**AIM OF THE EXERCISE**
Locate every line below that contains the word "axis" and copy it.

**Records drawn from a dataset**
== Segment start ==
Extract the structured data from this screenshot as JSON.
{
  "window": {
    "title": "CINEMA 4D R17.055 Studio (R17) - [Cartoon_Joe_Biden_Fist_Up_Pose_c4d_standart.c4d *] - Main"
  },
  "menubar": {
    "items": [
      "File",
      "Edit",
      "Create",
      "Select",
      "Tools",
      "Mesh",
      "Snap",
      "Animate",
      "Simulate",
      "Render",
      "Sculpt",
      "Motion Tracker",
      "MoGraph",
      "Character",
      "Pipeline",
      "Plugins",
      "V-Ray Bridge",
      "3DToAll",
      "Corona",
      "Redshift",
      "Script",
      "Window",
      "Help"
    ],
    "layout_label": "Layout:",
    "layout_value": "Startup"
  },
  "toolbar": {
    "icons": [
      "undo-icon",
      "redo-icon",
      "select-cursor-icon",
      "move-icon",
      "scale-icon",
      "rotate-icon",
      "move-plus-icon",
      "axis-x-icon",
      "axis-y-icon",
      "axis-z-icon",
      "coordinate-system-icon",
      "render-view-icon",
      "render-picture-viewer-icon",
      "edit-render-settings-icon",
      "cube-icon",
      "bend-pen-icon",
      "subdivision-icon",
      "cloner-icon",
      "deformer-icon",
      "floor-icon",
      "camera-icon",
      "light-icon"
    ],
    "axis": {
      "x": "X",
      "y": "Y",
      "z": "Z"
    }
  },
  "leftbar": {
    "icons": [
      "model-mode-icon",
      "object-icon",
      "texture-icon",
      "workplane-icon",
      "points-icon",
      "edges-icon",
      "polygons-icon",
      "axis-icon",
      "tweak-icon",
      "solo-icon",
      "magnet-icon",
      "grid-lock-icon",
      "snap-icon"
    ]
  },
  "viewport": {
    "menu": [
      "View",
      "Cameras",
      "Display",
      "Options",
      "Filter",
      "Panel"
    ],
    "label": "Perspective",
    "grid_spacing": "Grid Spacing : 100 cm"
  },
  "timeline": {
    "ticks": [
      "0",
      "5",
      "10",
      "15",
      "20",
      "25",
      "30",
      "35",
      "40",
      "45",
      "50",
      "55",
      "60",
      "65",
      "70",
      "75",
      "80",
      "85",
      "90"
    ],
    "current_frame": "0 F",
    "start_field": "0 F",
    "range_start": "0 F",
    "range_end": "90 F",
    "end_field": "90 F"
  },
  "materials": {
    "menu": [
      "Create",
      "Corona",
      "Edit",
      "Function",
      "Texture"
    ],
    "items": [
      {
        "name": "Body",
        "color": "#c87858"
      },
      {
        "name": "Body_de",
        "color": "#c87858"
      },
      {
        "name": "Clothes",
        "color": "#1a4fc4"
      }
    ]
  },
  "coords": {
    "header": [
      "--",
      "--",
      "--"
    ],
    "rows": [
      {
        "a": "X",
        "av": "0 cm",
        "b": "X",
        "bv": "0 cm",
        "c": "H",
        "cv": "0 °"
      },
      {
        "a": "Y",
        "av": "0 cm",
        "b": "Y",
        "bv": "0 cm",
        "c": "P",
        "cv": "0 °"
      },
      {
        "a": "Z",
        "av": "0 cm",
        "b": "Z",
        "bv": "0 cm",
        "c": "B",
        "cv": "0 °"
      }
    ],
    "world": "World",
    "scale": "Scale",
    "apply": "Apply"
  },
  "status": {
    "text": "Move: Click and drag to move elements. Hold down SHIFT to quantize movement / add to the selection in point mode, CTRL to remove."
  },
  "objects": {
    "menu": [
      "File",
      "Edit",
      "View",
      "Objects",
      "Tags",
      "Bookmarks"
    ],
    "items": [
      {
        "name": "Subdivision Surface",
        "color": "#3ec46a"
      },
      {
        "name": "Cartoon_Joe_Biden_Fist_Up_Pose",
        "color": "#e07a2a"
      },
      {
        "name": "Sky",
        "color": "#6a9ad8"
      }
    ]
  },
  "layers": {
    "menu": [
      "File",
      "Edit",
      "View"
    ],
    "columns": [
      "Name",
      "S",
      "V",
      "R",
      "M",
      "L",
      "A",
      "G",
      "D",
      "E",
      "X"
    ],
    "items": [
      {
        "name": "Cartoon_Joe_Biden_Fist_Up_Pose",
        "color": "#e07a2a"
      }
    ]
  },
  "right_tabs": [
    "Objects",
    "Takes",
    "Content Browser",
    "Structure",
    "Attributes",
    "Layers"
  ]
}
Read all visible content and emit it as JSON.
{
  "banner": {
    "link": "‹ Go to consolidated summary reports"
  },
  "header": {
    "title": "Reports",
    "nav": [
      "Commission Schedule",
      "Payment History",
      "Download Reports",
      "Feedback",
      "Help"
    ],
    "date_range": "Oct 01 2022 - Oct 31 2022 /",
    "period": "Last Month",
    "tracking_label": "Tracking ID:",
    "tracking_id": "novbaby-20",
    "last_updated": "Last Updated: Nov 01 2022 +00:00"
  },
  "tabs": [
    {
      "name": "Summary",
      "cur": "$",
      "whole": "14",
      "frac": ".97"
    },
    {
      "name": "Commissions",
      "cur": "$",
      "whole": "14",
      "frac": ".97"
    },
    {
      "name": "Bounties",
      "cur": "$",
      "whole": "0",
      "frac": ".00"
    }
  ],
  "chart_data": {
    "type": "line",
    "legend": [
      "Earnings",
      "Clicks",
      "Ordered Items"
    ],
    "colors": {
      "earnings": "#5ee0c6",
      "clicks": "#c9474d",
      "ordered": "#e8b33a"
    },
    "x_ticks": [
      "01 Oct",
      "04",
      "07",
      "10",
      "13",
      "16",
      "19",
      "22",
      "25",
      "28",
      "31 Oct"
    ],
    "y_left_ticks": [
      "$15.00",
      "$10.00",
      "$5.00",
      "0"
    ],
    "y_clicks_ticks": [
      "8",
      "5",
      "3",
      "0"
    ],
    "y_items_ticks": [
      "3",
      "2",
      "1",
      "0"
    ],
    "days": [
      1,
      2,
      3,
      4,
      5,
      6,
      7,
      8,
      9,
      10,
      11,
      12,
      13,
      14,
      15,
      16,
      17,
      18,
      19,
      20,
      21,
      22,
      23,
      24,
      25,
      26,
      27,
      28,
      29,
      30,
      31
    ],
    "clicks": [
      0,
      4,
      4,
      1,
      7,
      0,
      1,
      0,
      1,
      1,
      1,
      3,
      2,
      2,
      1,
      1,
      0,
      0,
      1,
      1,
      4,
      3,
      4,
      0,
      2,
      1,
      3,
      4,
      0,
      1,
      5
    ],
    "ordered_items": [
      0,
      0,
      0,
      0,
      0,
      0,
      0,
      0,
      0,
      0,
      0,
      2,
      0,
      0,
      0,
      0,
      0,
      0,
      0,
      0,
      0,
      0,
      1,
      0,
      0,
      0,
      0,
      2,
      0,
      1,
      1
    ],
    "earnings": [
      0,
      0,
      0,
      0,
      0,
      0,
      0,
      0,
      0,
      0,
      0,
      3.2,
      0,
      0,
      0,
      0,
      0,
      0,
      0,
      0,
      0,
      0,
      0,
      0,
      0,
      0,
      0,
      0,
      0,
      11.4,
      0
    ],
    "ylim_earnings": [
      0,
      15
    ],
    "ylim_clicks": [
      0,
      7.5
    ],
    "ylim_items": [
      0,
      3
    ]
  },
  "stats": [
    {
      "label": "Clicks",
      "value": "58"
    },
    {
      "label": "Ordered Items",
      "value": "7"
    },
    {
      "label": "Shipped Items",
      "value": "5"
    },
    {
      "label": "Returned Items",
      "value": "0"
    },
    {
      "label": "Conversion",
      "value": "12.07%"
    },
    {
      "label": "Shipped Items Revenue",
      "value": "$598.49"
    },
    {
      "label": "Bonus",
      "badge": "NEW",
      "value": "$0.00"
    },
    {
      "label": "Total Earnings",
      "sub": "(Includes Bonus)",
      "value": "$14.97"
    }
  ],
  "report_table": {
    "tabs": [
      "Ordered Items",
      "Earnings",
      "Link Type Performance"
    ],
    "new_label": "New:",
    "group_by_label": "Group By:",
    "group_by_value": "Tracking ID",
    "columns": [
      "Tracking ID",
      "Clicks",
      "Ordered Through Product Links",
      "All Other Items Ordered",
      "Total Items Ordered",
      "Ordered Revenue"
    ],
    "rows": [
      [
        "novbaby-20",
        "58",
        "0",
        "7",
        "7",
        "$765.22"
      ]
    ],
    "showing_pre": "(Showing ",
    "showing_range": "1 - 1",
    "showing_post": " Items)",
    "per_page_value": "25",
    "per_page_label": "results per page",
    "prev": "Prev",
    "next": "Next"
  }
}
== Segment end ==
**REPLY TO THE TASK**
      "axis-x-icon",
      "axis-y-icon",
      "axis-z-icon",
    "axis": {
      "axis-icon",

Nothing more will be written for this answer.